Start of Block

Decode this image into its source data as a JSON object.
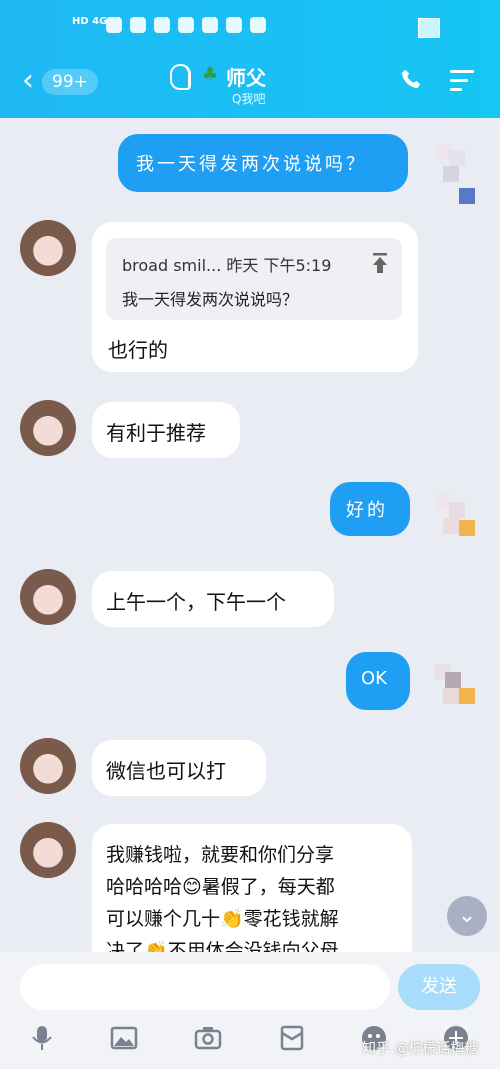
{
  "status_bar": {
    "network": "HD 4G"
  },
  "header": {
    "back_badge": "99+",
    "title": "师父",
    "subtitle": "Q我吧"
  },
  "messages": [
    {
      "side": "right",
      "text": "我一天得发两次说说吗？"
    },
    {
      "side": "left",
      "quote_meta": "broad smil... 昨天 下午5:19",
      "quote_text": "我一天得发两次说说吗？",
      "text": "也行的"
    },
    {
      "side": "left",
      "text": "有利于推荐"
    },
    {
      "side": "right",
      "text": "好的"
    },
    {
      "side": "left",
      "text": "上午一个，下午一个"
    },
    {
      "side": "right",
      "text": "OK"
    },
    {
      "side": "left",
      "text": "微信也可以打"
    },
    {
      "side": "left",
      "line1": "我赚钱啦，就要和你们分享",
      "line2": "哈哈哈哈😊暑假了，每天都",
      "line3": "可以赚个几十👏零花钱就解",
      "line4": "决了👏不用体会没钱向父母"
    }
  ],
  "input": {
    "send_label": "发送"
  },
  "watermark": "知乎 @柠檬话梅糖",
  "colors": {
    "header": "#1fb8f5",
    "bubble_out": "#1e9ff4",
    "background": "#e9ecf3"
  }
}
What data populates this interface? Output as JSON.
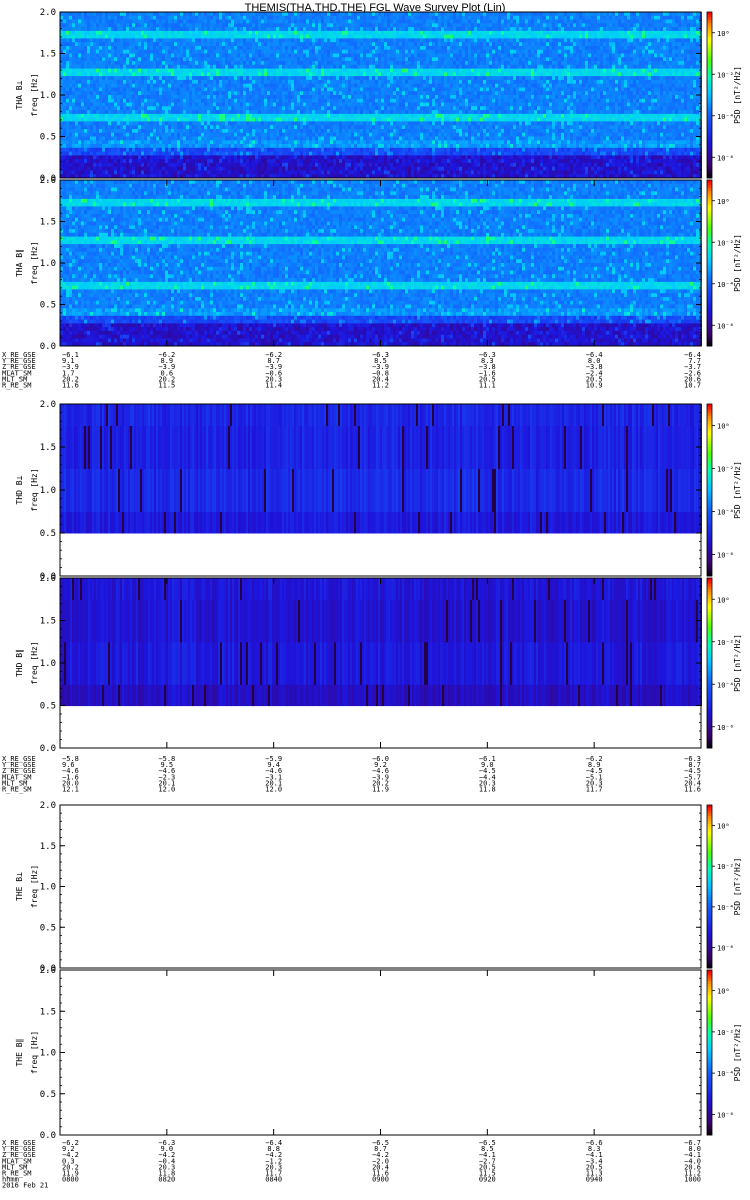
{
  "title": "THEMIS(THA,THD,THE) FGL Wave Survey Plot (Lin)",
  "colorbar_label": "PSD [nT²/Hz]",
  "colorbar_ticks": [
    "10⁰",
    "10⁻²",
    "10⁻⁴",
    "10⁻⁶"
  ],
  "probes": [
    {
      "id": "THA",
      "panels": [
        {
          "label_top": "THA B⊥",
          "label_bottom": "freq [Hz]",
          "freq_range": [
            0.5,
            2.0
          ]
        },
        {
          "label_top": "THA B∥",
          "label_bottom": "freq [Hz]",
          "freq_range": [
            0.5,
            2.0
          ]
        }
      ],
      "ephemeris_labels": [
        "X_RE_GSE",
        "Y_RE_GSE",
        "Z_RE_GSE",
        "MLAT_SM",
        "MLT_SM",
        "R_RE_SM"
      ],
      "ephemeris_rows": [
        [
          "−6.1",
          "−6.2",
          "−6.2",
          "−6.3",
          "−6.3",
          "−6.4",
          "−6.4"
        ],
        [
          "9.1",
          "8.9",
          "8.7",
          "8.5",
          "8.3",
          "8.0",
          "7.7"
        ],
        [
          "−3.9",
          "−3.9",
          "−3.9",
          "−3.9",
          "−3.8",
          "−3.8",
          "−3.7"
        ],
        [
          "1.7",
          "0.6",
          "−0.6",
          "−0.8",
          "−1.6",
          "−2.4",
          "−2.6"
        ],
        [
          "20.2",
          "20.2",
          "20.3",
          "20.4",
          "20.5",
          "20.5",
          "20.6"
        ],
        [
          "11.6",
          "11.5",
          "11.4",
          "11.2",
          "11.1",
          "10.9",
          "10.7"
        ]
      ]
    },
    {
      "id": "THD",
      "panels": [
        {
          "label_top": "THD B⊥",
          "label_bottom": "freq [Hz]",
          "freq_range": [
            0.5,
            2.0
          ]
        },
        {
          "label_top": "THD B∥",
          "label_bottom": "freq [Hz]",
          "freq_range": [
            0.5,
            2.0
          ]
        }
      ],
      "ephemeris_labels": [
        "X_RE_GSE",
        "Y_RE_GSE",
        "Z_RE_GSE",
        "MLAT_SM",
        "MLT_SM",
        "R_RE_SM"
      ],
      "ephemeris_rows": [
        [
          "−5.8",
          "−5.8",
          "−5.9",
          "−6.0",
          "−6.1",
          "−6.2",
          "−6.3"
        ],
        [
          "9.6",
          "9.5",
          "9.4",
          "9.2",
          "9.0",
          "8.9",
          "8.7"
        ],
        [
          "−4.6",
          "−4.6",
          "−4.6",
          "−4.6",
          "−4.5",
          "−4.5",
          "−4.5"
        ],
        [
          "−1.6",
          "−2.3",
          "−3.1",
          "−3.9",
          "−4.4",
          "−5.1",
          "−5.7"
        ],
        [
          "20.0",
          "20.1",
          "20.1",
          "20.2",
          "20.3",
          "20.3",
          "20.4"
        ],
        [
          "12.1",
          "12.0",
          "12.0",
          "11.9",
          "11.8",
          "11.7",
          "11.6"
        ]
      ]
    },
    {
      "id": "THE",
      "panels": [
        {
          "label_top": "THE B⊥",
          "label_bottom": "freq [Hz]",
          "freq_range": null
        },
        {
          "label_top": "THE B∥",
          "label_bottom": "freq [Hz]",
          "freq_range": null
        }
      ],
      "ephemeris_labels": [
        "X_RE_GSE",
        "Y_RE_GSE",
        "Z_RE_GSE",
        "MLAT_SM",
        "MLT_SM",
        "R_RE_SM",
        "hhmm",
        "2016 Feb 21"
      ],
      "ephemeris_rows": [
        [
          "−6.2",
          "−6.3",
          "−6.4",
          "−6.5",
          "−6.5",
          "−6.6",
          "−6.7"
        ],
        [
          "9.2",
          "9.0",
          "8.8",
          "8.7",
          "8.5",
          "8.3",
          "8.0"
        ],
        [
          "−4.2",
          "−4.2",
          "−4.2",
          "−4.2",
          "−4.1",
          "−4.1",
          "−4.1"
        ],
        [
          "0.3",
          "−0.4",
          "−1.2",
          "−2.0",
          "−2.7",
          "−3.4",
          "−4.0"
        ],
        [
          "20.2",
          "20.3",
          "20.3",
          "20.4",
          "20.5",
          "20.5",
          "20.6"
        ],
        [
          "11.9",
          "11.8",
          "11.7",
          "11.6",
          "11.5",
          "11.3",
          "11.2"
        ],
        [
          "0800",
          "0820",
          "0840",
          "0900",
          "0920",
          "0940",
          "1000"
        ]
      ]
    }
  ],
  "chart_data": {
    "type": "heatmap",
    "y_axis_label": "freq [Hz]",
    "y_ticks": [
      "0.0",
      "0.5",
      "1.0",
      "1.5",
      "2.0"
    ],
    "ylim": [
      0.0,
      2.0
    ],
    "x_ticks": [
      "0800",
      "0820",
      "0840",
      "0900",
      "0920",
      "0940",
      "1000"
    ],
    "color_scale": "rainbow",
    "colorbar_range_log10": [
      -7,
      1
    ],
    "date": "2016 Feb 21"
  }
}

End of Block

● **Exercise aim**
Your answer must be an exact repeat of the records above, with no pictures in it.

● **Response below**
Decode this image into its source data as a JSON object.
{
  "status_bar": {
    "network": "HD 4G"
  },
  "header": {
    "back_badge": "99+",
    "title": "师父",
    "subtitle": "Q我吧"
  },
  "messages": [
    {
      "side": "right",
      "text": "我一天得发两次说说吗？"
    },
    {
      "side": "left",
      "quote_meta": "broad smil... 昨天 下午5:19",
      "quote_text": "我一天得发两次说说吗？",
      "text": "也行的"
    },
    {
      "side": "left",
      "text": "有利于推荐"
    },
    {
      "side": "right",
      "text": "好的"
    },
    {
      "side": "left",
      "text": "上午一个，下午一个"
    },
    {
      "side": "right",
      "text": "OK"
    },
    {
      "side": "left",
      "text": "微信也可以打"
    },
    {
      "side": "left",
      "line1": "我赚钱啦，就要和你们分享",
      "line2": "哈哈哈哈😊暑假了，每天都",
      "line3": "可以赚个几十👏零花钱就解",
      "line4": "决了👏不用体会没钱向父母"
    }
  ],
  "input": {
    "send_label": "发送"
  },
  "watermark": "知乎 @柠檬话梅糖",
  "colors": {
    "header": "#1fb8f5",
    "bubble_out": "#1e9ff4",
    "background": "#e9ecf3"
  }
}
What data populates this interface? Output as JSON.
{
  "title": "THEMIS(THA,THD,THE) FGL Wave Survey Plot (Lin)",
  "colorbar_label": "PSD [nT²/Hz]",
  "colorbar_ticks": [
    "10⁰",
    "10⁻²",
    "10⁻⁴",
    "10⁻⁶"
  ],
  "probes": [
    {
      "id": "THA",
      "panels": [
        {
          "label_top": "THA B⊥",
          "label_bottom": "freq [Hz]",
          "freq_range": [
            0.5,
            2.0
          ]
        },
        {
          "label_top": "THA B∥",
          "label_bottom": "freq [Hz]",
          "freq_range": [
            0.5,
            2.0
          ]
        }
      ],
      "ephemeris_labels": [
        "X_RE_GSE",
        "Y_RE_GSE",
        "Z_RE_GSE",
        "MLAT_SM",
        "MLT_SM",
        "R_RE_SM"
      ],
      "ephemeris_rows": [
        [
          "−6.1",
          "−6.2",
          "−6.2",
          "−6.3",
          "−6.3",
          "−6.4",
          "−6.4"
        ],
        [
          "9.1",
          "8.9",
          "8.7",
          "8.5",
          "8.3",
          "8.0",
          "7.7"
        ],
        [
          "−3.9",
          "−3.9",
          "−3.9",
          "−3.9",
          "−3.8",
          "−3.8",
          "−3.7"
        ],
        [
          "1.7",
          "0.6",
          "−0.6",
          "−0.8",
          "−1.6",
          "−2.4",
          "−2.6"
        ],
        [
          "20.2",
          "20.2",
          "20.3",
          "20.4",
          "20.5",
          "20.5",
          "20.6"
        ],
        [
          "11.6",
          "11.5",
          "11.4",
          "11.2",
          "11.1",
          "10.9",
          "10.7"
        ]
      ]
    },
    {
      "id": "THD",
      "panels": [
        {
          "label_top": "THD B⊥",
          "label_bottom": "freq [Hz]",
          "freq_range": [
            0.5,
            2.0
          ]
        },
        {
          "label_top": "THD B∥",
          "label_bottom": "freq [Hz]",
          "freq_range": [
            0.5,
            2.0
          ]
        }
      ],
      "ephemeris_labels": [
        "X_RE_GSE",
        "Y_RE_GSE",
        "Z_RE_GSE",
        "MLAT_SM",
        "MLT_SM",
        "R_RE_SM"
      ],
      "ephemeris_rows": [
        [
          "−5.8",
          "−5.8",
          "−5.9",
          "−6.0",
          "−6.1",
          "−6.2",
          "−6.3"
        ],
        [
          "9.6",
          "9.5",
          "9.4",
          "9.2",
          "9.0",
          "8.9",
          "8.7"
        ],
        [
          "−4.6",
          "−4.6",
          "−4.6",
          "−4.6",
          "−4.5",
          "−4.5",
          "−4.5"
        ],
        [
          "−1.6",
          "−2.3",
          "−3.1",
          "−3.9",
          "−4.4",
          "−5.1",
          "−5.7"
        ],
        [
          "20.0",
          "20.1",
          "20.1",
          "20.2",
          "20.3",
          "20.3",
          "20.4"
        ],
        [
          "12.1",
          "12.0",
          "12.0",
          "11.9",
          "11.8",
          "11.7",
          "11.6"
        ]
      ]
    },
    {
      "id": "THE",
      "panels": [
        {
          "label_top": "THE B⊥",
          "label_bottom": "freq [Hz]",
          "freq_range": null
        },
        {
          "label_top": "THE B∥",
          "label_bottom": "freq [Hz]",
          "freq_range": null
        }
      ],
      "ephemeris_labels": [
        "X_RE_GSE",
        "Y_RE_GSE",
        "Z_RE_GSE",
        "MLAT_SM",
        "MLT_SM",
        "R_RE_SM",
        "hhmm",
        "2016 Feb 21"
      ],
      "ephemeris_rows": [
        [
          "−6.2",
          "−6.3",
          "−6.4",
          "−6.5",
          "−6.5",
          "−6.6",
          "−6.7"
        ],
        [
          "9.2",
          "9.0",
          "8.8",
          "8.7",
          "8.5",
          "8.3",
          "8.0"
        ],
        [
          "−4.2",
          "−4.2",
          "−4.2",
          "−4.2",
          "−4.1",
          "−4.1",
          "−4.1"
        ],
        [
          "0.3",
          "−0.4",
          "−1.2",
          "−2.0",
          "−2.7",
          "−3.4",
          "−4.0"
        ],
        [
          "20.2",
          "20.3",
          "20.3",
          "20.4",
          "20.5",
          "20.5",
          "20.6"
        ],
        [
          "11.9",
          "11.8",
          "11.7",
          "11.6",
          "11.5",
          "11.3",
          "11.2"
        ],
        [
          "0800",
          "0820",
          "0840",
          "0900",
          "0920",
          "0940",
          "1000"
        ]
      ]
    }
  ],
  "chart_data": {
    "type": "heatmap",
    "y_axis_label": "freq [Hz]",
    "y_ticks": [
      "0.0",
      "0.5",
      "1.0",
      "1.5",
      "2.0"
    ],
    "ylim": [
      0.0,
      2.0
    ],
    "x_ticks": [
      "0800",
      "0820",
      "0840",
      "0900",
      "0920",
      "0940",
      "1000"
    ],
    "color_scale": "rainbow",
    "colorbar_range_log10": [
      -7,
      1
    ],
    "date": "2016 Feb 21"
  }
}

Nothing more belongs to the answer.